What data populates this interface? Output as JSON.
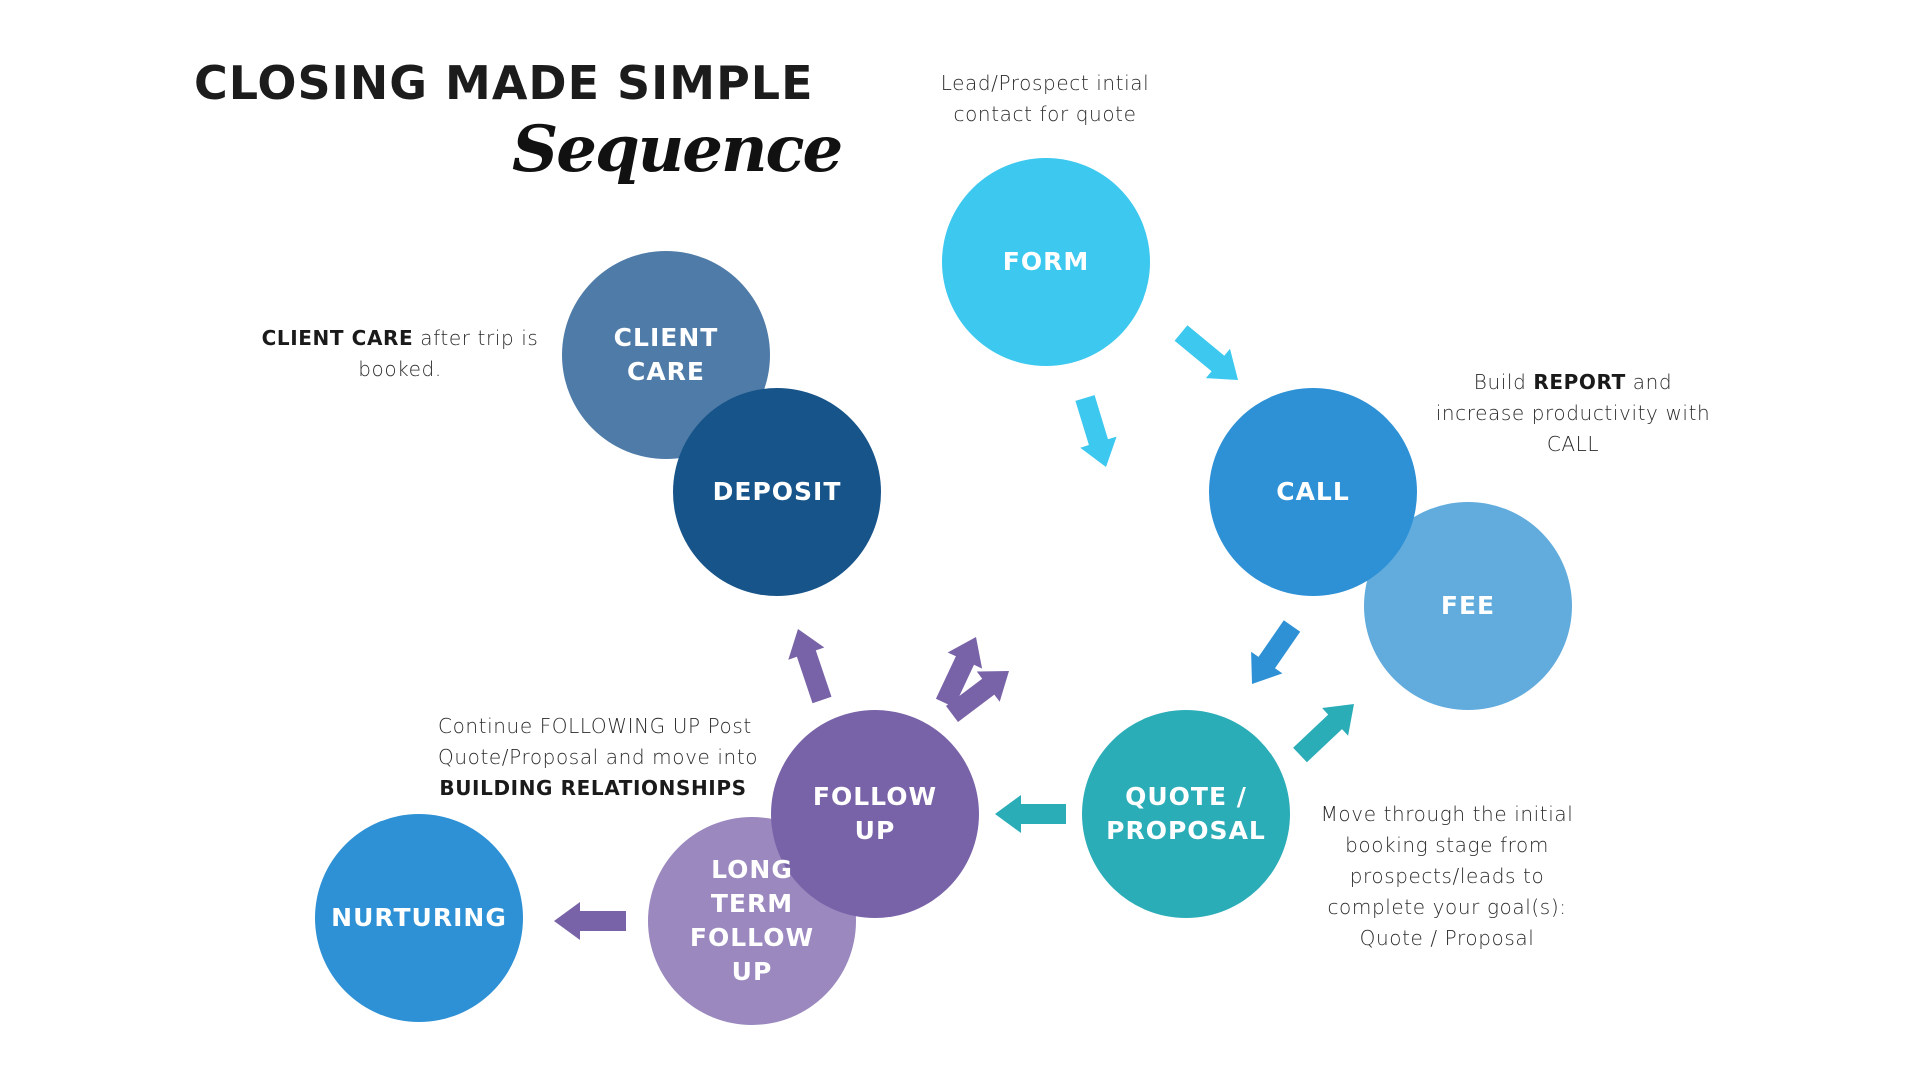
{
  "header": {
    "title": "CLOSING MADE SIMPLE",
    "subtitle": "Sequence"
  },
  "colors": {
    "form": "#3CC8EF",
    "client_care": "#4E7BA7",
    "deposit": "#17548A",
    "call": "#2E91D5",
    "fee": "#62ACDD",
    "quote": "#2BADB8",
    "follow_up": "#7963A8",
    "long_term": "#9A88BF",
    "nurturing": "#2E91D5",
    "text": "#1c1c1c",
    "label_text": "#ffffff"
  },
  "nodes": {
    "form": {
      "label": "FORM"
    },
    "client_care": {
      "label": "CLIENT\nCARE"
    },
    "deposit": {
      "label": "DEPOSIT"
    },
    "call": {
      "label": "CALL"
    },
    "fee": {
      "label": "FEE"
    },
    "quote": {
      "label": "QUOTE /\nPROPOSAL"
    },
    "follow_up": {
      "label": "FOLLOW\nUP"
    },
    "long_term": {
      "label": "LONG\nTERM\nFOLLOW\nUP"
    },
    "nurturing": {
      "label": "NURTURING"
    }
  },
  "notes": {
    "form": {
      "line1": "Lead/Prospect intial",
      "line2": "contact for quote"
    },
    "client_care": {
      "bold": "CLIENT CARE",
      "line1_rest": " after trip is",
      "line2": "booked."
    },
    "call": {
      "line1_pre": "Build ",
      "bold": "REPORT",
      "line1_post": " and",
      "line2": "increase productivity with",
      "line3": "CALL"
    },
    "follow_up": {
      "line1": "Continue FOLLOWING UP Post",
      "line2": "Quote/Proposal and move into",
      "bold": "BUILDING RELATIONSHIPS"
    },
    "quote": {
      "line1": "Move through the initial",
      "line2": "booking stage from",
      "line3": "prospects/leads to",
      "line4": "complete your goal(s):",
      "line5": "Quote / Proposal"
    }
  },
  "arrows": [
    {
      "name": "form-to-call-arrow",
      "from": "form",
      "to": "call",
      "color": "#3CC8EF"
    },
    {
      "name": "form-down-arrow",
      "from": "form",
      "to": "quote",
      "color": "#3CC8EF"
    },
    {
      "name": "call-to-quote-arrow",
      "from": "call",
      "to": "quote",
      "color": "#2E91D5"
    },
    {
      "name": "quote-to-fee-arrow",
      "from": "quote",
      "to": "fee",
      "color": "#2BADB8"
    },
    {
      "name": "quote-to-follow-up-arrow",
      "from": "quote",
      "to": "follow_up",
      "color": "#2BADB8"
    },
    {
      "name": "follow-up-to-deposit-arrow",
      "from": "follow_up",
      "to": "deposit",
      "color": "#7963A8"
    },
    {
      "name": "follow-up-up-arrow-1",
      "from": "follow_up",
      "to": "",
      "color": "#7963A8"
    },
    {
      "name": "follow-up-up-arrow-2",
      "from": "follow_up",
      "to": "",
      "color": "#7963A8"
    },
    {
      "name": "long-term-to-nurturing-arrow",
      "from": "long_term",
      "to": "nurturing",
      "color": "#7963A8"
    }
  ]
}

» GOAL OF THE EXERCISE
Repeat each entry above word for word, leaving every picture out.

» FINAL ANSWER
What data populates this interface? Output as JSON.
{
  "header": {
    "title": "CLOSING MADE SIMPLE",
    "subtitle": "Sequence"
  },
  "colors": {
    "form": "#3CC8EF",
    "client_care": "#4E7BA7",
    "deposit": "#17548A",
    "call": "#2E91D5",
    "fee": "#62ACDD",
    "quote": "#2BADB8",
    "follow_up": "#7963A8",
    "long_term": "#9A88BF",
    "nurturing": "#2E91D5",
    "text": "#1c1c1c",
    "label_text": "#ffffff"
  },
  "nodes": {
    "form": {
      "label": "FORM"
    },
    "client_care": {
      "label": "CLIENT\nCARE"
    },
    "deposit": {
      "label": "DEPOSIT"
    },
    "call": {
      "label": "CALL"
    },
    "fee": {
      "label": "FEE"
    },
    "quote": {
      "label": "QUOTE /\nPROPOSAL"
    },
    "follow_up": {
      "label": "FOLLOW\nUP"
    },
    "long_term": {
      "label": "LONG\nTERM\nFOLLOW\nUP"
    },
    "nurturing": {
      "label": "NURTURING"
    }
  },
  "notes": {
    "form": {
      "line1": "Lead/Prospect intial",
      "line2": "contact for quote"
    },
    "client_care": {
      "bold": "CLIENT CARE",
      "line1_rest": " after trip is",
      "line2": "booked."
    },
    "call": {
      "line1_pre": "Build ",
      "bold": "REPORT",
      "line1_post": " and",
      "line2": "increase productivity with",
      "line3": "CALL"
    },
    "follow_up": {
      "line1": "Continue FOLLOWING UP Post",
      "line2": "Quote/Proposal and move into",
      "bold": "BUILDING RELATIONSHIPS"
    },
    "quote": {
      "line1": "Move through the initial",
      "line2": "booking stage from",
      "line3": "prospects/leads to",
      "line4": "complete your goal(s):",
      "line5": "Quote / Proposal"
    }
  },
  "arrows": [
    {
      "name": "form-to-call-arrow",
      "from": "form",
      "to": "call",
      "color": "#3CC8EF"
    },
    {
      "name": "form-down-arrow",
      "from": "form",
      "to": "quote",
      "color": "#3CC8EF"
    },
    {
      "name": "call-to-quote-arrow",
      "from": "call",
      "to": "quote",
      "color": "#2E91D5"
    },
    {
      "name": "quote-to-fee-arrow",
      "from": "quote",
      "to": "fee",
      "color": "#2BADB8"
    },
    {
      "name": "quote-to-follow-up-arrow",
      "from": "quote",
      "to": "follow_up",
      "color": "#2BADB8"
    },
    {
      "name": "follow-up-to-deposit-arrow",
      "from": "follow_up",
      "to": "deposit",
      "color": "#7963A8"
    },
    {
      "name": "follow-up-up-arrow-1",
      "from": "follow_up",
      "to": "",
      "color": "#7963A8"
    },
    {
      "name": "follow-up-up-arrow-2",
      "from": "follow_up",
      "to": "",
      "color": "#7963A8"
    },
    {
      "name": "long-term-to-nurturing-arrow",
      "from": "long_term",
      "to": "nurturing",
      "color": "#7963A8"
    }
  ]
}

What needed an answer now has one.